Greater Controls for Green Bonds Needed; Digital Payments GrowBy Peter Appleby | Thu, 01/14/2021 - 16:25
This week we spoke to green finance experts about the limitations and areas of improvement in the green bond market and the growth of online payments during the pandemic. Meanwhile, IMF’s Alejandro Werner said Mexico will not see pre-pandemic levels until 2026 or 2027.
Welcome to The Week in Finance.
Mexico’s sovereign bond issued in September last year was a major step in the country’s move toward the sustainability plans that Deputy Minister of Finance Gabriel Yorio said the government has for the country’s finances. The sovereign bond generated US$889.73 million for the country with the money going toward projects to increase access to health and education in poorly served sections of the country, the government said.

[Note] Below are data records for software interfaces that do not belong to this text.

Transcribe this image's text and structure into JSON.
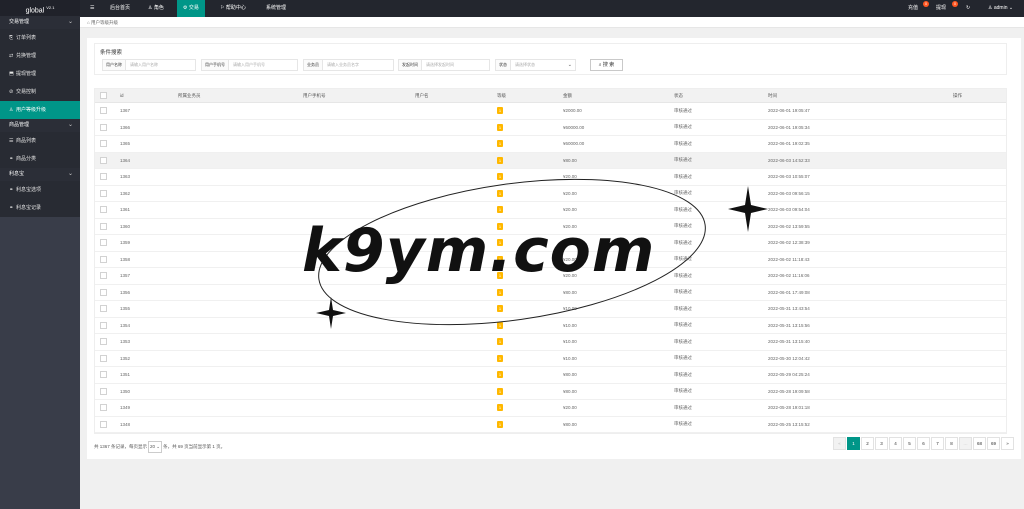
{
  "app": {
    "brand": "global",
    "version": "V2.1"
  },
  "topnav": {
    "menu_icon": "menu-icon",
    "items": [
      {
        "label": "后台首页"
      },
      {
        "label": "角色",
        "icon": "user-icon"
      },
      {
        "label": "交易",
        "icon": "trade-icon"
      },
      {
        "label": "帮助中心",
        "icon": "help-icon"
      },
      {
        "label": "系统管理"
      }
    ],
    "right": [
      {
        "label": "充值",
        "badge": "0"
      },
      {
        "label": "提现",
        "badge": "0"
      }
    ],
    "user": "admin"
  },
  "sidebar": {
    "groups": [
      {
        "label": "交易管理",
        "items": [
          "订单列表",
          "兑换管理",
          "提现管理",
          "交易控制",
          "用户等级升级"
        ]
      },
      {
        "label": "商品管理",
        "items": [
          "商品列表",
          "商品分类"
        ]
      },
      {
        "label": "利息宝",
        "items": [
          "利息宝选项",
          "利息宝记录"
        ]
      }
    ],
    "active": "用户等级升级"
  },
  "breadcrumb": "用户等级升级",
  "filter": {
    "legend": "条件搜索",
    "fields": [
      {
        "label": "用户名称",
        "placeholder": "请输入用户名称"
      },
      {
        "label": "用户手机号",
        "placeholder": "请输入用户手机号"
      },
      {
        "label": "业务员",
        "placeholder": "请输入业务员名字"
      },
      {
        "label": "发起时间",
        "placeholder": "请选择发起时间"
      },
      {
        "label": "状态",
        "placeholder": "请选择状态"
      }
    ],
    "search_label": "搜 索"
  },
  "table": {
    "columns": [
      "id",
      "所属业务员",
      "用户手机号",
      "用户名",
      "等级",
      "金额",
      "状态",
      "时间",
      "操作"
    ],
    "rows": [
      {
        "id": "1367",
        "level": "1",
        "amount": "¥2000.00",
        "status": "审核通过",
        "time": "2022-06-01 19:05:47"
      },
      {
        "id": "1366",
        "level": "1",
        "amount": "¥60000.00",
        "status": "审核通过",
        "time": "2022-06-01 19:05:34"
      },
      {
        "id": "1365",
        "level": "1",
        "amount": "¥60000.00",
        "status": "审核通过",
        "time": "2022-06-01 19:02:35"
      },
      {
        "id": "1364",
        "level": "1",
        "amount": "¥80.00",
        "status": "审核通过",
        "time": "2022-06-03 14:52:33"
      },
      {
        "id": "1363",
        "level": "1",
        "amount": "¥20.00",
        "status": "审核通过",
        "time": "2022-06-03 10:55:07"
      },
      {
        "id": "1362",
        "level": "1",
        "amount": "¥20.00",
        "status": "审核通过",
        "time": "2022-06-03 09:56:15"
      },
      {
        "id": "1361",
        "level": "1",
        "amount": "¥20.00",
        "status": "审核通过",
        "time": "2022-06-03 09:54:04"
      },
      {
        "id": "1360",
        "level": "1",
        "amount": "¥20.00",
        "status": "审核通过",
        "time": "2022-06-02 13:59:55"
      },
      {
        "id": "1359",
        "level": "1",
        "amount": "¥20.00",
        "status": "审核通过",
        "time": "2022-06-02 12:38:39"
      },
      {
        "id": "1358",
        "level": "1",
        "amount": "¥20.00",
        "status": "审核通过",
        "time": "2022-06-02 11:18:43"
      },
      {
        "id": "1357",
        "level": "1",
        "amount": "¥20.00",
        "status": "审核通过",
        "time": "2022-06-02 11:16:06"
      },
      {
        "id": "1356",
        "level": "1",
        "amount": "¥80.00",
        "status": "审核通过",
        "time": "2022-06-01 17:49:08"
      },
      {
        "id": "1355",
        "level": "1",
        "amount": "¥10.00",
        "status": "审核通过",
        "time": "2022-05-31 13:43:54"
      },
      {
        "id": "1354",
        "level": "1",
        "amount": "¥10.00",
        "status": "审核通过",
        "time": "2022-05-31 13:15:56"
      },
      {
        "id": "1353",
        "level": "1",
        "amount": "¥10.00",
        "status": "审核通过",
        "time": "2022-05-31 13:15:40"
      },
      {
        "id": "1352",
        "level": "1",
        "amount": "¥10.00",
        "status": "审核通过",
        "time": "2022-05-30 12:04:42"
      },
      {
        "id": "1351",
        "level": "1",
        "amount": "¥80.00",
        "status": "审核通过",
        "time": "2022-05-29 04:25:24"
      },
      {
        "id": "1350",
        "level": "1",
        "amount": "¥80.00",
        "status": "审核通过",
        "time": "2022-05-28 19:09:58"
      },
      {
        "id": "1349",
        "level": "1",
        "amount": "¥20.00",
        "status": "审核通过",
        "time": "2022-05-28 19:01:18"
      },
      {
        "id": "1348",
        "level": "1",
        "amount": "¥80.00",
        "status": "审核通过",
        "time": "2022-05-25 13:15:52"
      }
    ]
  },
  "pagination": {
    "info_prefix": "共 1367 条记录，每页显示",
    "page_size": "20",
    "info_suffix": "条，共 69 页当前显示第 1 页。",
    "prev": "«",
    "next": "»",
    "pages": [
      "1",
      "2",
      "3",
      "4",
      "5",
      "6",
      "7",
      "8",
      "…",
      "68",
      "69"
    ]
  },
  "watermark": "k9ym.com"
}
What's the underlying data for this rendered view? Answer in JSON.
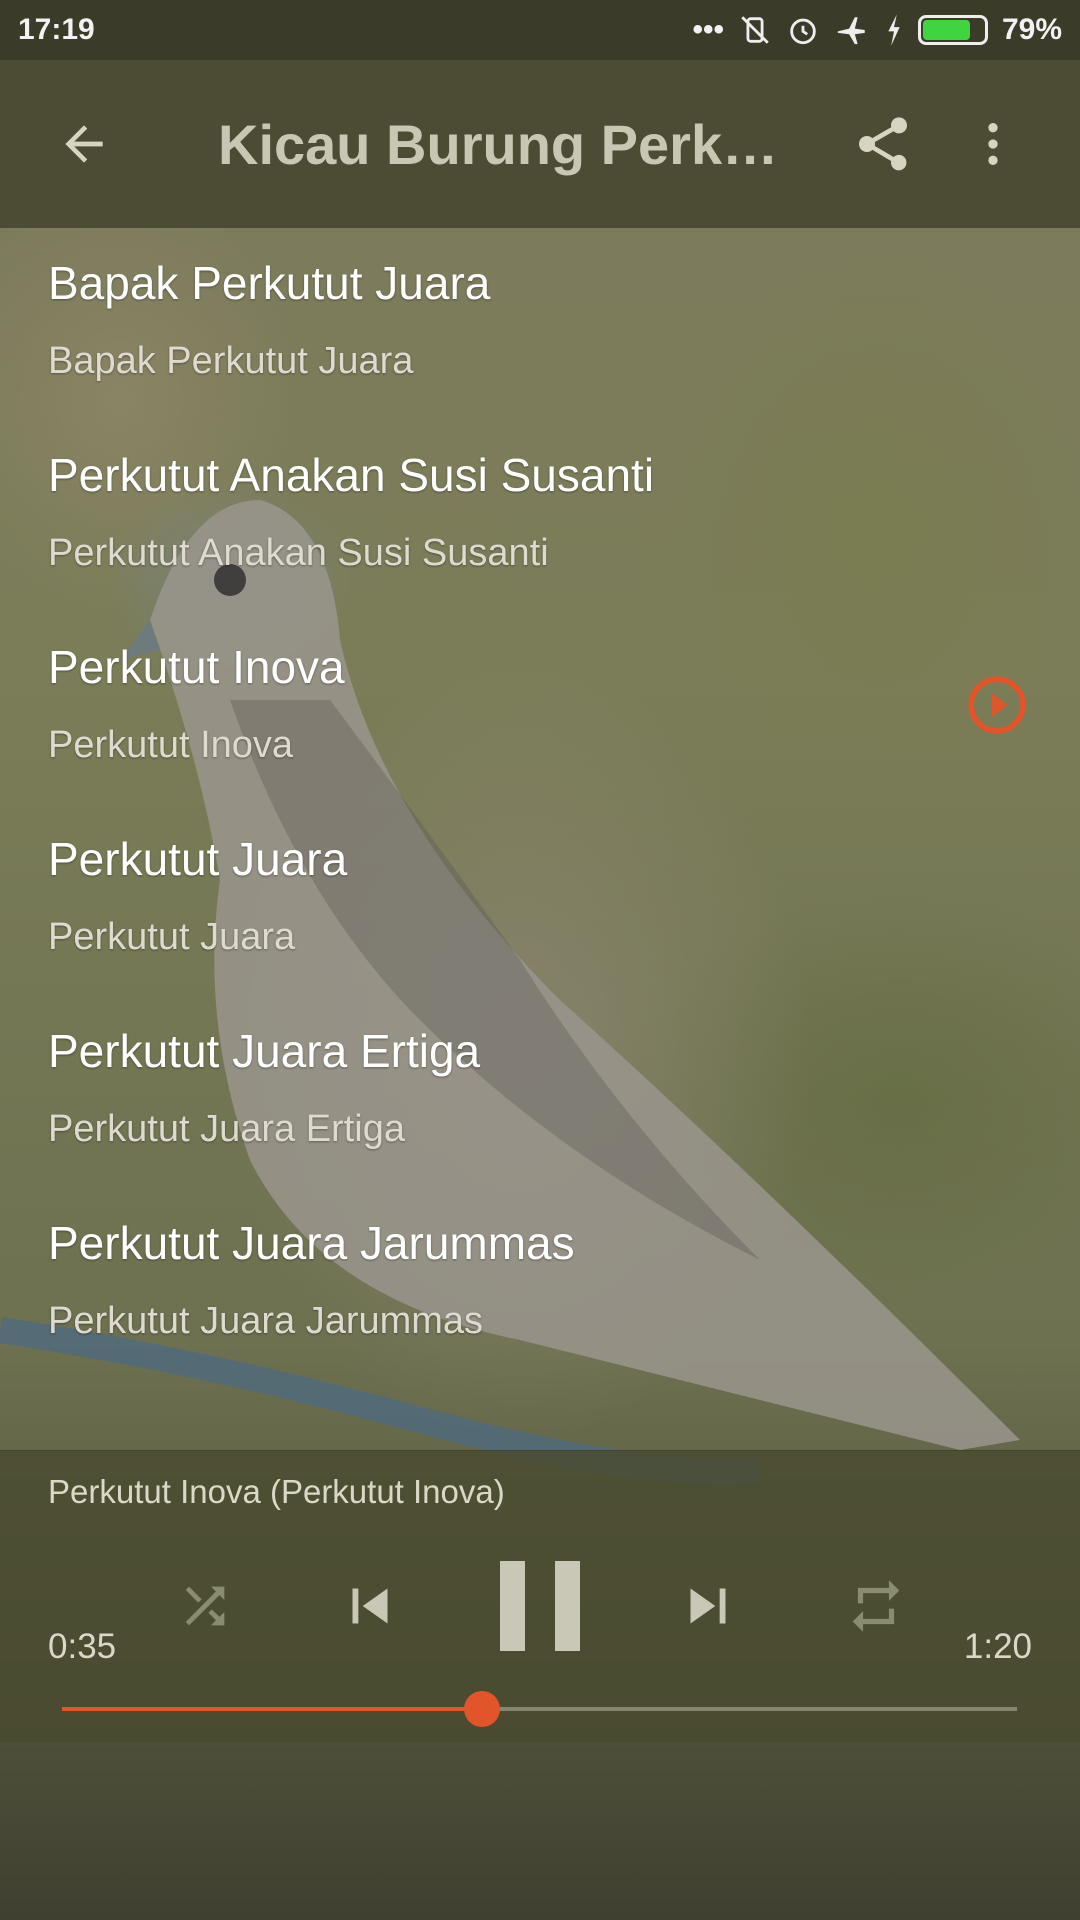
{
  "status_bar": {
    "time": "17:19",
    "battery_percent": "79%",
    "battery_level": 0.79,
    "icons": [
      "more-dots-icon",
      "vibrate-off-icon",
      "alarm-icon",
      "airplane-icon",
      "charging-icon",
      "battery-icon"
    ]
  },
  "toolbar": {
    "title": "Kicau Burung Perkutut Juara",
    "back_icon": "arrow-back-icon",
    "share_icon": "share-icon",
    "more_icon": "more-vertical-icon"
  },
  "tracks": [
    {
      "title": "Bapak Perkutut Juara",
      "subtitle": "Bapak Perkutut Juara"
    },
    {
      "title": "Perkutut Anakan Susi Susanti",
      "subtitle": "Perkutut Anakan Susi Susanti"
    },
    {
      "title": "Perkutut Inova",
      "subtitle": "Perkutut Inova",
      "playing": true
    },
    {
      "title": "Perkutut Juara",
      "subtitle": "Perkutut Juara"
    },
    {
      "title": "Perkutut Juara Ertiga",
      "subtitle": "Perkutut Juara Ertiga"
    },
    {
      "title": "Perkutut Juara Jarummas",
      "subtitle": "Perkutut Juara Jarummas"
    }
  ],
  "player": {
    "now_playing": "Perkutut Inova (Perkutut Inova)",
    "elapsed": "0:35",
    "duration": "1:20",
    "progress": 0.44,
    "accent_color": "#e2542a",
    "controls": [
      "shuffle-icon",
      "skip-previous-icon",
      "pause-icon",
      "skip-next-icon",
      "repeat-icon"
    ]
  }
}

But a framework around the verification of the use of the financing was thin on the ground. This is not a new problem in the world of ESG, green or sustainable bond issuance, Carolina Barreto, Program Manager Latin America for the investor-focused non-for-profit Climate Bonds Initiative (CBI), told MBN. According to the green finance expert, investors are using their clout to improve standards of proof on entities issuing green bonds, but Latin America remains behind the curve.
How can this problem be resolved?
CEO and founder of digital payment company Kueski Adalberto Flores offered his insights into the huge acceleration that digital payments experienced during the past 12 months due mainly to the COVID-19 pandemic.
“In Latin America, the intensive use of cash has been endemic for reasons both cultural and practical,” Flores points out. But more recently, with opinions about the security risks of shopping online improving, more people than ever are purchasing online.
And there is still room for retailers to entice clients that may be unsure about online shopping and prefer the benefits of entering a brick-and-mortar store. “A study conducted by Kueski Pay identified that users prefer to make purchases online through financing instead of using their credit or debit card, with 66 percent of people preferring to make purchases online if they had the opportunity to finance them and 87 percent saying they would increase their average ticket if they could buy now and pay later,” said Flores.
Director of the IMF’s Western Hemisphere Department Alejandro Werner said that he does not expect Mexico to recover pre-pandemic levels before 2026 or 2027.
During the ITAM's Annual Economic Outlook Seminar, Werner cautioned against excessive optimism as Mexico recovers strongly from the deep recession it suffered in 2020. “It must be made clear that this is a statistical rebound due to the low base of comparison that the GDP will have with respect to the contraction of 2020,” he said. “The important thing here is not to confuse this rebound and effect of the external locomotive as a sign of structural improvement of the economy.”